Data records for software interfaces:
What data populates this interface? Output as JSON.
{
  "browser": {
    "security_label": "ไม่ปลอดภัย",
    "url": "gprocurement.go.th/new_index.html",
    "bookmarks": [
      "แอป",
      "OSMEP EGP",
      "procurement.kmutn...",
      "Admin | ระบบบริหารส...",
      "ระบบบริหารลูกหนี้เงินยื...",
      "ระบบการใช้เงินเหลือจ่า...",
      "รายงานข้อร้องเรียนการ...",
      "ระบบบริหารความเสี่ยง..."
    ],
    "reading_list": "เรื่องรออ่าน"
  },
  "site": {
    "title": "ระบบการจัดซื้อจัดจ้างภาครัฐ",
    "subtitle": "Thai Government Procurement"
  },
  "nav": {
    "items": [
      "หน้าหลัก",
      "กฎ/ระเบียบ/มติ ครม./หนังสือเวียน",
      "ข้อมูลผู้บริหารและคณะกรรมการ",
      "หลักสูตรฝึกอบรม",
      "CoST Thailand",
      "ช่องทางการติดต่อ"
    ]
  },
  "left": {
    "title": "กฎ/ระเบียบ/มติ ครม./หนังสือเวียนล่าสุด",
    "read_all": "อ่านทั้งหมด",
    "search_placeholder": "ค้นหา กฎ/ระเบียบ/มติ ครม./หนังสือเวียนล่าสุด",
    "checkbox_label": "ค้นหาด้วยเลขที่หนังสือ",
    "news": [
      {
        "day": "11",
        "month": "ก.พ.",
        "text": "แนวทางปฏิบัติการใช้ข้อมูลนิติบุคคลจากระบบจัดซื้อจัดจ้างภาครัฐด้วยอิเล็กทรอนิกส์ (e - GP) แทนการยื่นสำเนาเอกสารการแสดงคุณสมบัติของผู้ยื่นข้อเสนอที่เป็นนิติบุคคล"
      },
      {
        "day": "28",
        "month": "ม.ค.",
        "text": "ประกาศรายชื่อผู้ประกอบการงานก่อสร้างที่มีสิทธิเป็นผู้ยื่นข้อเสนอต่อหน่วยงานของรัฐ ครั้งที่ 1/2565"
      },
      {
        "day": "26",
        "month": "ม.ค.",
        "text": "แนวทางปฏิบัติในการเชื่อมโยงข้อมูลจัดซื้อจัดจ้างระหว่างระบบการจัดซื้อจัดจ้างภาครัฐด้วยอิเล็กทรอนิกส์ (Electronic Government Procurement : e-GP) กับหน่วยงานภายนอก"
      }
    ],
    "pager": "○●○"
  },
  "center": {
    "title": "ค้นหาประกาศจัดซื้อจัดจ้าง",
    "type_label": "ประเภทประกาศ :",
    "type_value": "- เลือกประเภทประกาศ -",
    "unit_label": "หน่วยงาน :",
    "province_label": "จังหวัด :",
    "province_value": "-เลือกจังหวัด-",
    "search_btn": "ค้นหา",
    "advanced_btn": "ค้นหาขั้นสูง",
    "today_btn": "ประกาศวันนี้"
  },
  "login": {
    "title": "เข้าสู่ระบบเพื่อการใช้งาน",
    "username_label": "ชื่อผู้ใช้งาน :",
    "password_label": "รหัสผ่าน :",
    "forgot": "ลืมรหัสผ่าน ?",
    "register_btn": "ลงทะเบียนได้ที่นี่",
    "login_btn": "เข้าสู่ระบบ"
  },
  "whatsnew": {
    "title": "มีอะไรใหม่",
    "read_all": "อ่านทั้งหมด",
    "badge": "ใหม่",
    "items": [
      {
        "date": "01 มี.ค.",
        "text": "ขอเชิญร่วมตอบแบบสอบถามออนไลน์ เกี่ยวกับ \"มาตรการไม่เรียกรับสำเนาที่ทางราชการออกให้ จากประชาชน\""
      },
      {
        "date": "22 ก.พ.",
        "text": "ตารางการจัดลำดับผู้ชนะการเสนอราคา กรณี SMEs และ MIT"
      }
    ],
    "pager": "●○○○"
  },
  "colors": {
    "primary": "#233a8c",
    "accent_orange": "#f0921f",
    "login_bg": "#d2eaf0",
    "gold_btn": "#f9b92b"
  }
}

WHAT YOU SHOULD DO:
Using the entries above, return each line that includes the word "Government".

ANSWER FOR THE TASK:
    "subtitle": "Thai Government Procurement"
        "text": "แนวทางปฏิบัติในการเชื่อมโยงข้อมูลจัดซื้อจัดจ้างระหว่างระบบการจัดซื้อจัดจ้างภาครัฐด้วยอิเล็กทรอนิกส์ (Electronic Government Procurement : e-GP) กับหน่วยงานภายนอก"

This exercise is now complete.